* **Task requirements**:
The answer must consist of every line from the entries below that contains the word "username".

* **Provided records**:
=====
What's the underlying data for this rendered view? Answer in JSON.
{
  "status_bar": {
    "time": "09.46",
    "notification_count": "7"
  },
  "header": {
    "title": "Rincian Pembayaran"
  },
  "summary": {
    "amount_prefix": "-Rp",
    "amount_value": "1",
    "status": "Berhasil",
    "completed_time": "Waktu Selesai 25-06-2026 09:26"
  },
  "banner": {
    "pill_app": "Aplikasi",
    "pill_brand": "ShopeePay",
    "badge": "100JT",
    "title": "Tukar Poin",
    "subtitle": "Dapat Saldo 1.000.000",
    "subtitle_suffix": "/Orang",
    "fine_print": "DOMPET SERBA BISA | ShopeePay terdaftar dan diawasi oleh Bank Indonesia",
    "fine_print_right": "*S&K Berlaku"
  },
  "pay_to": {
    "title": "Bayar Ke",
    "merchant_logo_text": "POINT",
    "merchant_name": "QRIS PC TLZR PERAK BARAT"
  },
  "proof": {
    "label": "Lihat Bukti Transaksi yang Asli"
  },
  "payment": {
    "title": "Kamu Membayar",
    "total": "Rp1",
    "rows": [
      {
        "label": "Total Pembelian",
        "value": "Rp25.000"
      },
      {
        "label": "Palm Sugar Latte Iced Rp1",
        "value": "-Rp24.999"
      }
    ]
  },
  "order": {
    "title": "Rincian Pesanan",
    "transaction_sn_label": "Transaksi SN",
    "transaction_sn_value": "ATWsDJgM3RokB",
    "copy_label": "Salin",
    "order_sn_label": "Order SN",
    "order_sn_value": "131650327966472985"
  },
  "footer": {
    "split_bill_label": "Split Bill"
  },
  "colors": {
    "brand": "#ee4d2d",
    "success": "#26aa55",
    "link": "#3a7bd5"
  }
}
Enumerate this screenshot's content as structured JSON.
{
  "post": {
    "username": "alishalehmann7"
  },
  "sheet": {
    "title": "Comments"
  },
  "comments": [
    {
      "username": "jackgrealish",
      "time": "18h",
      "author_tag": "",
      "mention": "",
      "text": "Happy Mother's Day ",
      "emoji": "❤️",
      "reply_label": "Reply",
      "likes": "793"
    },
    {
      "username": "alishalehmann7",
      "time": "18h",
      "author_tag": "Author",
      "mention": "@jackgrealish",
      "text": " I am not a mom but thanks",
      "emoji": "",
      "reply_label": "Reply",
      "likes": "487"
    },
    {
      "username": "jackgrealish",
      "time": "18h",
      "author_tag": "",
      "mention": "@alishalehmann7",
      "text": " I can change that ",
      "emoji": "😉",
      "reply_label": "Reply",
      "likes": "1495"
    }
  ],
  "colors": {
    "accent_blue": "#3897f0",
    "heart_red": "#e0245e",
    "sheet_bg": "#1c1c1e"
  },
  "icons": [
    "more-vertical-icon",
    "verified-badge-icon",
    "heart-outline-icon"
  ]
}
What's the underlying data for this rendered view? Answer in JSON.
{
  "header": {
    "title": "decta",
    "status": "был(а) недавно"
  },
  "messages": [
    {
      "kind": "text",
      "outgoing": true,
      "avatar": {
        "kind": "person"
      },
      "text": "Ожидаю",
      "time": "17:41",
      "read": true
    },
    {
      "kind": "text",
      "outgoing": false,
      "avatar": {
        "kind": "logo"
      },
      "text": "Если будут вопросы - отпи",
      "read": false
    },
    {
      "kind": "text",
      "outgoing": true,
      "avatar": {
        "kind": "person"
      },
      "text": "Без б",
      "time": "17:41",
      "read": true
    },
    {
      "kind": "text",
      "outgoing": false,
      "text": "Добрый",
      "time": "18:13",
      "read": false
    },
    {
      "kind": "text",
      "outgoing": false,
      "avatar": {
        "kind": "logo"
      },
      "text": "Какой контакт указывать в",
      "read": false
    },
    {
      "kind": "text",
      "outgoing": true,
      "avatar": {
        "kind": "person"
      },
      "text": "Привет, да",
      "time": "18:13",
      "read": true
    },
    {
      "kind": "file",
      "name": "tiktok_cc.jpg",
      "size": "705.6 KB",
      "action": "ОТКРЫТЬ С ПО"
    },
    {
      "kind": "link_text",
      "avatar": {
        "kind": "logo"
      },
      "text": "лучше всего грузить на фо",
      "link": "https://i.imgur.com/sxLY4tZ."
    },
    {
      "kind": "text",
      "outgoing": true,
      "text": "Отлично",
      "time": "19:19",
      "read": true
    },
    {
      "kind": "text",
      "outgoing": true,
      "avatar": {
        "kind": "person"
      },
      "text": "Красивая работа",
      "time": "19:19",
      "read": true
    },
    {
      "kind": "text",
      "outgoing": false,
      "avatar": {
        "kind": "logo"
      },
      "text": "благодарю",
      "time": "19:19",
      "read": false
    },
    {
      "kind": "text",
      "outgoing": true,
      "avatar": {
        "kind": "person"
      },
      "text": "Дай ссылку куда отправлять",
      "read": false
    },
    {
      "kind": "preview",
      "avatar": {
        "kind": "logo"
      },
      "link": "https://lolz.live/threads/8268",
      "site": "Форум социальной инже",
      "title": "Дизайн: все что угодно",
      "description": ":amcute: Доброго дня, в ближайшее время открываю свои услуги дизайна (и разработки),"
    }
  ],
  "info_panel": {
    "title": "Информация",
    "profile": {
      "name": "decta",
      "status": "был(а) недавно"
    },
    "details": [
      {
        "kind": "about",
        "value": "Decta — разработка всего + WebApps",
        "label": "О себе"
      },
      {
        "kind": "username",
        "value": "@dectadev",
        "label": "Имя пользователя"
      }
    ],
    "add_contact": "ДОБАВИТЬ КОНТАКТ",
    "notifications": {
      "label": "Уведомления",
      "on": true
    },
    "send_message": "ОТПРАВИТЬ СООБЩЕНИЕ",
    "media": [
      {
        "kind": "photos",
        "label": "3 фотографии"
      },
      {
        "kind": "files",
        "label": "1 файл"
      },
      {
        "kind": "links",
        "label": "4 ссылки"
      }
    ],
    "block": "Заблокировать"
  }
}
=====
* **The completed task**:
    "username": "alishalehmann7"
      "username": "jackgrealish",
      "username": "alishalehmann7",
      "username": "jackgrealish",
        "kind": "username",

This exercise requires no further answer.